IP Law Should Encourage Innovation, Not Protect Incumbents

Great piece from John Kay about the state of the intellectual property debate in the UK:

The Hargreaves report on intellectual property (PDF), published last week, is a landmark in the evolution of British policy. Ian Hargreaves concludes the existing intellectual property regime, far from being a spur to innovation and growth, gets in the way. The contrast between this document and the paper on the digital economy Lord Carter prepared for the last Labour government could hardly be more marked. Mr Hargreaves deplores the way government policy has been led by business interests and not evidence of its effects. The Carter report, unintentionally, illustrated his point in every chapter. […]

As the commercial market is being transformed, anyone who thinks that the policy challenge is to restrict internet piracy has missed the point.

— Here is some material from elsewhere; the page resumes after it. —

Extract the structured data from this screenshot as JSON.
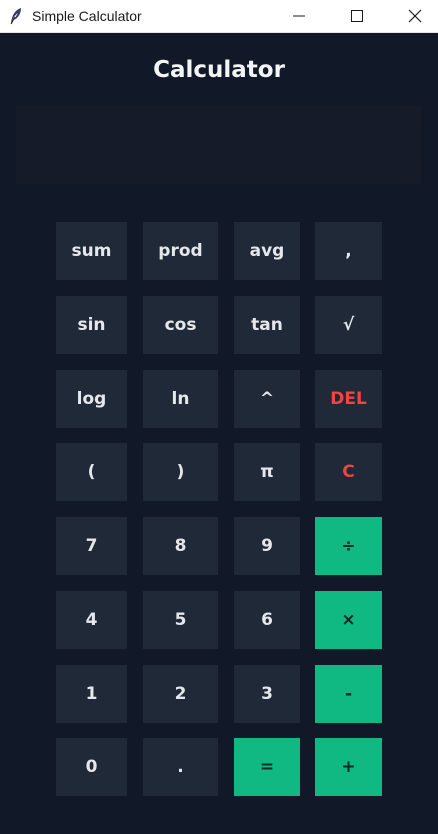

Such thinking confuses, as Carter did, the development of successful businesses with the welfare of the industry’s established large companies. The result is that UK companies, and the UK government, are now no more than bit players in a play staged on the other side of the Atlantic. The UK government is at least more enlightened than the European Commission, which seems to be playing in quite another show – one where trade associations and naive artists are the only audience.

That’s all quite right. We’ll know that the time has come to strengthen IP protections for musicians when we start observing some kind of shortage of new bands and new recordings. And it’s the same across the board. Have people stopped writing books?